“In Singapore, we don’t have many big exits yet, and we have few unicorns, so that means that the VC quality is not as great as SV. Everyone tries to compete with SV, but it’s impossible.”
“If you’re targeting the S.E.A market, there might not be successful VCs in this area, so find the people working in the area instead. Say you’re in e-commerce, find a VC firm that has worked with Lazada, Zalora etc. Not Carousell, they are not there yet.”
Ernest follows by sharing that “VC quality doesn’t lack, but Singapore has a finite market, and ideas will not be so easily received. VCs are particular on scaling, so it’s more about our unique ecosystem. But in general, the quality is not too bad. It’s a different ecosystem anyway.”
And if you still feel money is restrictive, try going to SV and raising fund as a YC startup.
12. Chinese investors consider S.E.A an untapped market.
On startup flavours VCs like, Jonathan notes, fintech, big data, A.I,. just as Grain’s Ernest pipes in with “definitely not foodtech.”
Consumer-based startups like Facebook and SnapChat are unlikely to be the flavour. For these, you should venture to places with VCs who know how scale a consumer-based app / product. Investors like bottom-line startups with strong financial fundamentals.”
“S.E.A has a good fire, it’ll be great if you have a unique take on this market.” Jonathan elaborates. “Many Chinese investors consider us an untapped market.

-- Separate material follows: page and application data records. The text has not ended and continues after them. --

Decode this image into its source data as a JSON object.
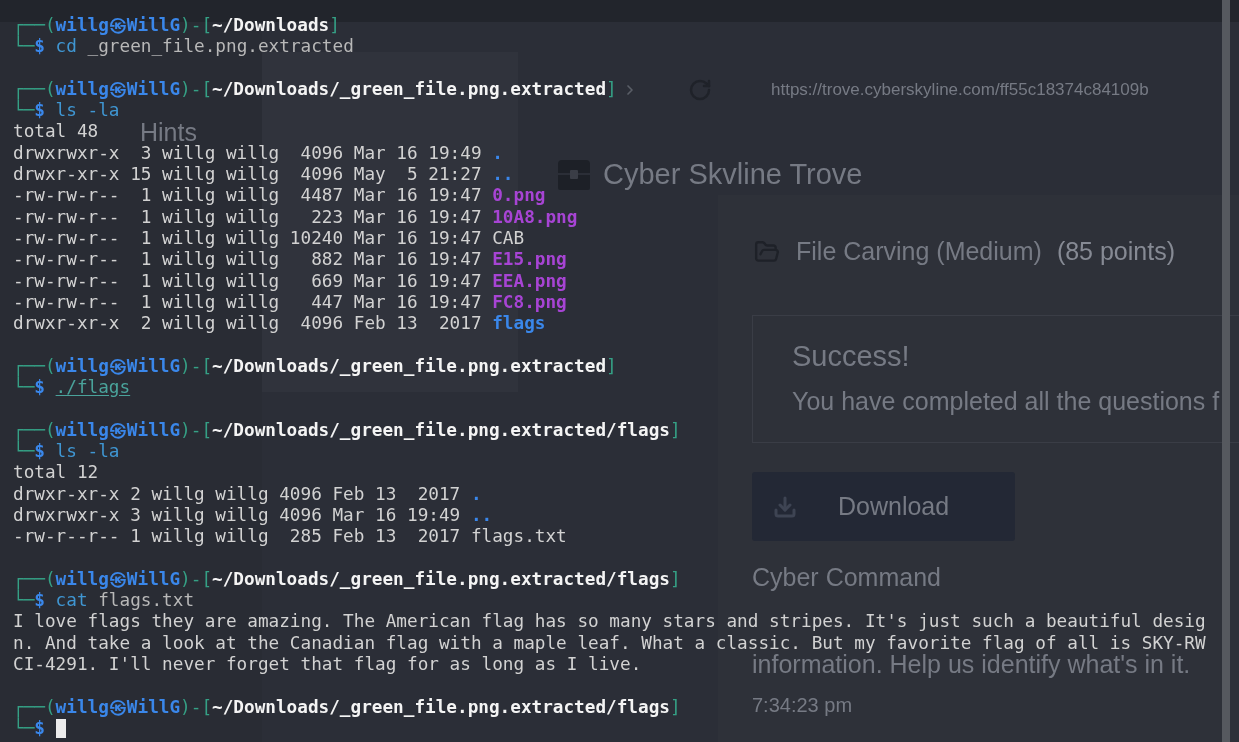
{
  "browser": {
    "url": "https://trove.cyberskyline.com/ff55c18374c84109b",
    "sidebar_items": [
      {
        "label": "Hints"
      }
    ],
    "site_title": "Cyber Skvline Trove",
    "challenge": {
      "title": "File Carving (Medium)",
      "points": "(85 points)",
      "alert": {
        "title": "Success!",
        "message": "You have completed all the questions f"
      },
      "download_button": "Download",
      "section_title": "Cyber Command",
      "description": "information. Help us identify what's in it.",
      "time": "7:34:23 pm"
    }
  },
  "terminal": {
    "blocks": [
      {
        "prompt": [
          "┌──(",
          "willg㉿WillG",
          ")-[",
          "~/Downloads",
          "]"
        ],
        "marker": [
          "└─",
          "$"
        ],
        "command": [
          {
            "text": "cd",
            "kind": "command"
          },
          {
            "text": "_green_file.png.extracted",
            "kind": "argument"
          }
        ]
      },
      {
        "prompt": [
          "┌──(",
          "willg㉿WillG",
          ")-[",
          "~/Downloads/_green_file.png.extracted",
          "]"
        ],
        "marker": [
          "└─",
          "$"
        ],
        "command": [
          {
            "text": "ls",
            "kind": "command"
          },
          {
            "text": "-la",
            "kind": "option"
          }
        ],
        "output": [
          {
            "text": "total 48"
          },
          {
            "text": "drwxrwxr-x  3 willg willg  4096 Mar 16 19:49",
            "name": ".",
            "kind": "dir"
          },
          {
            "text": "drwxr-xr-x 15 willg willg  4096 May  5 21:27",
            "name": "..",
            "kind": "dir"
          },
          {
            "text": "-rw-rw-r--  1 willg willg  4487 Mar 16 19:47",
            "name": "0.png",
            "kind": "image"
          },
          {
            "text": "-rw-rw-r--  1 willg willg   223 Mar 16 19:47",
            "name": "10A8.png",
            "kind": "image"
          },
          {
            "text": "-rw-rw-r--  1 willg willg 10240 Mar 16 19:47",
            "name": "CAB",
            "kind": "file"
          },
          {
            "text": "-rw-rw-r--  1 willg willg   882 Mar 16 19:47",
            "name": "E15.png",
            "kind": "image"
          },
          {
            "text": "-rw-rw-r--  1 willg willg   669 Mar 16 19:47",
            "name": "EEA.png",
            "kind": "image"
          },
          {
            "text": "-rw-rw-r--  1 willg willg   447 Mar 16 19:47",
            "name": "FC8.png",
            "kind": "image"
          },
          {
            "text": "drwxr-xr-x  2 willg willg  4096 Feb 13  2017",
            "name": "flags",
            "kind": "dir"
          }
        ]
      },
      {
        "prompt": [
          "┌──(",
          "willg㉿WillG",
          ")-[",
          "~/Downloads/_green_file.png.extracted",
          "]"
        ],
        "marker": [
          "└─",
          "$"
        ],
        "command": [
          {
            "text": "./flags",
            "kind": "path"
          }
        ]
      },
      {
        "prompt": [
          "┌──(",
          "willg㉿WillG",
          ")-[",
          "~/Downloads/_green_file.png.extracted/flags",
          "]"
        ],
        "marker": [
          "└─",
          "$"
        ],
        "command": [
          {
            "text": "ls",
            "kind": "command"
          },
          {
            "text": "-la",
            "kind": "option"
          }
        ],
        "output": [
          {
            "text": "total 12"
          },
          {
            "text": "drwxr-xr-x 2 willg willg 4096 Feb 13  2017",
            "name": ".",
            "kind": "dir"
          },
          {
            "text": "drwxrwxr-x 3 willg willg 4096 Mar 16 19:49",
            "name": "..",
            "kind": "dir"
          },
          {
            "text": "-rw-r--r-- 1 willg willg  285 Feb 13  2017",
            "name": "flags.txt",
            "kind": "file"
          }
        ]
      },
      {
        "prompt": [
          "┌──(",
          "willg㉿WillG",
          ")-[",
          "~/Downloads/_green_file.png.extracted/flags",
          "]"
        ],
        "marker": [
          "└─",
          "$"
        ],
        "command": [
          {
            "text": "cat",
            "kind": "command"
          },
          {
            "text": "flags.txt",
            "kind": "argument"
          }
        ],
        "output": [
          {
            "text": "I love flags they are amazing. The American flag has so many stars and stripes. It's just such a beautiful desig"
          },
          {
            "text": "n. And take a look at the Canadian flag with a maple leaf. What a classic. But my favorite flag of all is SKY-RW"
          },
          {
            "text": "CI-4291. I'll never forget that flag for as long as I live."
          }
        ]
      }
    ],
    "current": {
      "prompt": [
        "┌──(",
        "willg㉿WillG",
        ")-[",
        "~/Downloads/_green_file.png.extracted/flags",
        "]"
      ],
      "marker": [
        "└─",
        "$"
      ],
      "cursor": true
    }
  }
}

They will come and eat our lunches cause we are not hungry enough. Over there, it is cut-throat.”
“A billionaire shared with me they would very much like to see an Uberisation kind a model. Like Grab and Carousell. If you have a Southeast Asian regional focus, that’ll be very attractive.”
13. Use crowdfunding strategically to raise money.
“Startups like TinyMOS use Indiegogo and Kickstarter to raise equity-less funding,” Bjorn shares.
“This strategic use of crowdfunding generates a customer list and builds the startup’s media profile in front of investors. A low-risk, high-payoff solution.
“Some startups crowdfund for equity financing from credited investors instead of going to a VC or angel. Personally I find it tricky. How do you know these investors care about your product?
I would use AngelList led by a syndicate with a grand name investor leading it. You want someone to lead the round and corral the other investors. Say your syndicate leader is top SV investor Jason Calacanis, he has his own way of determining who joins his syndicate. He sets the right terms, he prevents people from inserting potentially damaging terms. I would look for [that] credible lead.”
“Prominent companies have successfully raised good early stage financing through the syndicate model. I personally benefitted, and I got very good investors such as 500 Startups. Other investors came to know about me through the round.”
Featured Image Credit: Samantha Tay / Vulcan Post.